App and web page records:
────
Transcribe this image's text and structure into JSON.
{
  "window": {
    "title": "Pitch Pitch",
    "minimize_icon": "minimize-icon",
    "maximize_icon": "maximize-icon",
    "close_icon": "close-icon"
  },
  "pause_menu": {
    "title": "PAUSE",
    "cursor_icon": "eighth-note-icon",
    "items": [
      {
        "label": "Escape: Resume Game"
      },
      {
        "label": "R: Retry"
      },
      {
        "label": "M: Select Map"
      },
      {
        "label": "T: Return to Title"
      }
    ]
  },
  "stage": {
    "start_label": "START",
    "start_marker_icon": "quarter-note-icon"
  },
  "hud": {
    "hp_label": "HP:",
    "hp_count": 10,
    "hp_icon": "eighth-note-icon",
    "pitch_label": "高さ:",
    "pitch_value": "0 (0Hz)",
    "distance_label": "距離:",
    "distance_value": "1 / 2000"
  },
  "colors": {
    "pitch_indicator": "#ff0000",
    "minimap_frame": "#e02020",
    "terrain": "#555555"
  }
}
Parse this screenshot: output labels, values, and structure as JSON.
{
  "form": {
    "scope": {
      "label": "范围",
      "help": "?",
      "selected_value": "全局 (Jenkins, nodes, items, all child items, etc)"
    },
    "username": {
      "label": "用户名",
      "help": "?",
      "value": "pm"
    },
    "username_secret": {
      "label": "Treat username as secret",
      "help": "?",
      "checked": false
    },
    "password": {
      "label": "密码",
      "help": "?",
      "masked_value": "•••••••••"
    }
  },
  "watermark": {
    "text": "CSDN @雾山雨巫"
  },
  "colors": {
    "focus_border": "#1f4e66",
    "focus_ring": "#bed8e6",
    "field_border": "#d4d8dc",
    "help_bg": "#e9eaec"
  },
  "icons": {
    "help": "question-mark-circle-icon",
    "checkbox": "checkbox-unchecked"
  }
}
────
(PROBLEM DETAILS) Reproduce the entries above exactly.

(OUTPUT FOR THIS TASK)
Transcribe this image's text and structure into JSON.
{
  "window": {
    "title": "Pitch Pitch",
    "minimize_icon": "minimize-icon",
    "maximize_icon": "maximize-icon",
    "close_icon": "close-icon"
  },
  "pause_menu": {
    "title": "PAUSE",
    "cursor_icon": "eighth-note-icon",
    "items": [
      {
        "label": "Escape: Resume Game"
      },
      {
        "label": "R: Retry"
      },
      {
        "label": "M: Select Map"
      },
      {
        "label": "T: Return to Title"
      }
    ]
  },
  "stage": {
    "start_label": "START",
    "start_marker_icon": "quarter-note-icon"
  },
  "hud": {
    "hp_label": "HP:",
    "hp_count": 10,
    "hp_icon": "eighth-note-icon",
    "pitch_label": "高さ:",
    "pitch_value": "0 (0Hz)",
    "distance_label": "距離:",
    "distance_value": "1 / 2000"
  },
  "colors": {
    "pitch_indicator": "#ff0000",
    "minimap_frame": "#e02020",
    "terrain": "#555555"
  }
}
Parse this screenshot: output labels, values, and structure as JSON.
{
  "form": {
    "scope": {
      "label": "范围",
      "help": "?",
      "selected_value": "全局 (Jenkins, nodes, items, all child items, etc)"
    },
    "username": {
      "label": "用户名",
      "help": "?",
      "value": "pm"
    },
    "username_secret": {
      "label": "Treat username as secret",
      "help": "?",
      "checked": false
    },
    "password": {
      "label": "密码",
      "help": "?",
      "masked_value": "•••••••••"
    }
  },
  "watermark": {
    "text": "CSDN @雾山雨巫"
  },
  "colors": {
    "focus_border": "#1f4e66",
    "focus_ring": "#bed8e6",
    "field_border": "#d4d8dc",
    "help_bg": "#e9eaec"
  },
  "icons": {
    "help": "question-mark-circle-icon",
    "checkbox": "checkbox-unchecked"
  }
}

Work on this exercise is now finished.